Soft market, M&A’s show no sign of stopping

Soft market, M&A’s show no sign of stopping | Insurance Business

Soft market, M&A’s show no sign of stopping
Marsh has released their latest insurance market report which makes for interesting reading for the industry.

The Insurance Market Mid-Year Update details the challenging market conditions insurers have found over the first half of the year.

“The first half of 2015 (H1) has been an active period for the Australian insurance market as it continues to respond to competitive pressures,” the report said.

“Heightened cyber security risk, political and economic uncertainty, low interest rates and slow economic growth are all challenging the market at a time when there are significant new capital in flows and surplus capacity.

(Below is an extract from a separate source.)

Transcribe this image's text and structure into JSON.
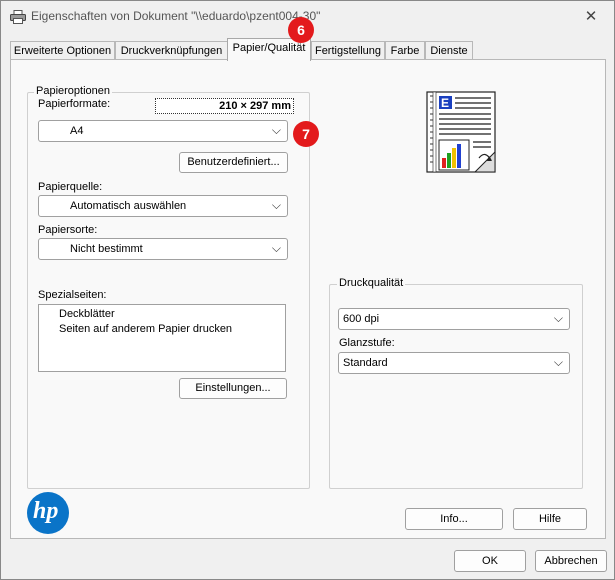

“Locally, the outlook remains positive despite warnings of economic headwinds in Australia spurred by a low growth environment and the continued fall of commodity prices. There appears no end in sight to the soft market conditions, driven by the combination of new capital, surplus capacity and the lack of catastrophes.”

The report takes particular note of the increased M&A activity over the first half of the year, which shows no sign of abating.

“The M&A activity, locally and globally, is beginning to change the shape of the market,” the report states.

“We fully expect the M&A activity to continue in the global market.”

Whilst premium reductions are common across the board in the industry, the report gives one area of business that could see flat market conditions over the second half of the year.

“In the financial institutions (FI) space, limits and risk profile remain stable with modest premium changes of -5% to +5% in the first half of the year. FIs are enjoying favourable treatment by insurers, with the notable exception of those heavily involved in wealth management and financial planning, due to the continued severity and frequency of the claims activity.”

Cyber risk is also given increasing attention as Marsh believe that early adopters of cyber policies will be the ones to benefit in the long-run.

“Cyber risk continues to be one of the most pressing strategic priorities for corporate boardrooms and governments around the world, and particularly for target industries such as financial institutions and service providers, healthcare, energy and utility infrastructures,” the report states.

“Against estimates that the global premium spend on network security and privacy will grow from US$2 billion to US$5 billion over the next five years, the number of first-time Australian purchasers is increasing but lags in comparison with other global jurisdictions.

“Tellingly, those early adopters in purchasing cyber programs are continuing to consider the risk and increase the limits purchased.

‘Insurers’ lack of data and policy responses to emerging risk exposure makes the measurement of cyber risk and subsequent capital needs an ongoing process. Consequently, cyber is one of the few financial lines areas not seeing general reductions in premiums at this time.”